• **Stored data**:
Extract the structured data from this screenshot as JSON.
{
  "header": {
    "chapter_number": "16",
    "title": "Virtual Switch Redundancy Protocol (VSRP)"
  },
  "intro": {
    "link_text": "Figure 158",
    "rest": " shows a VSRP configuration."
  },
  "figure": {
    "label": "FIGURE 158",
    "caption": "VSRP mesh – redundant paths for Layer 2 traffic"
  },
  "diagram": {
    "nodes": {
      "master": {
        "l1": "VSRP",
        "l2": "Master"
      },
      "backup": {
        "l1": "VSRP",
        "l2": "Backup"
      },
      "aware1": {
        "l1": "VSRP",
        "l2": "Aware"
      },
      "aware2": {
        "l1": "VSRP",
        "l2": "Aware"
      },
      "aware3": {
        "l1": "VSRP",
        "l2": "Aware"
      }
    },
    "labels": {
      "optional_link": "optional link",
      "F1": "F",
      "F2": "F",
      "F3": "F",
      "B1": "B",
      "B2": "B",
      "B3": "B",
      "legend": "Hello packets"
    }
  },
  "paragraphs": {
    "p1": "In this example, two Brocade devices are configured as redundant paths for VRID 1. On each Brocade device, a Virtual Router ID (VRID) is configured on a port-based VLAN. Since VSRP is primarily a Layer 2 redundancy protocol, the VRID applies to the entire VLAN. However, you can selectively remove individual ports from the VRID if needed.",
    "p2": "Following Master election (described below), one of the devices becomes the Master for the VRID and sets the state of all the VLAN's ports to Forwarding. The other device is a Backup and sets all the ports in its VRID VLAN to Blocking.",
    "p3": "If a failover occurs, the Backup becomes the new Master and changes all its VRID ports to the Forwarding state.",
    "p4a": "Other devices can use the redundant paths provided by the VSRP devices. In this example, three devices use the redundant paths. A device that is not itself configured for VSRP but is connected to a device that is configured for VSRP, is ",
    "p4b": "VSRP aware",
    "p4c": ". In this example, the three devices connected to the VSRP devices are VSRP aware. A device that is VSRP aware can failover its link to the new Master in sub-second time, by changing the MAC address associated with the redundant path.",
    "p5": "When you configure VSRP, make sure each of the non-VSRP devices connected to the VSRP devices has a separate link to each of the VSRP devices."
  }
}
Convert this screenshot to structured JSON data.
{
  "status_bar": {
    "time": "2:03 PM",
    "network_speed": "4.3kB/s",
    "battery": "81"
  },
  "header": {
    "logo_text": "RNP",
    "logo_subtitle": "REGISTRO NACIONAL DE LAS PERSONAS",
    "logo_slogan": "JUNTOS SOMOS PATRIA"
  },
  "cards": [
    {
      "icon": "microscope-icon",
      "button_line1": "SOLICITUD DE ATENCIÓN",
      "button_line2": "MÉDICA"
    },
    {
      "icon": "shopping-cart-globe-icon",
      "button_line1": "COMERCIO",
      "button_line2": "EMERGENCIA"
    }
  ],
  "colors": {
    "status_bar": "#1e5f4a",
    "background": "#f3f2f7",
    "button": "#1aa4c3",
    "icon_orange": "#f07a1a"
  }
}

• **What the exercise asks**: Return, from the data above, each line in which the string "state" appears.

• **Answer to the problem**:
    "p2": "Following Master election (described below), one of the devices becomes the Master for the VRID and sets the state of all the VLAN's ports to Forwarding. The other device is a Backup and sets all the ports in its VRID VLAN to Blocking.",
    "p3": "If a failover occurs, the Backup becomes the new Master and changes all its VRID ports to the Forwarding state.",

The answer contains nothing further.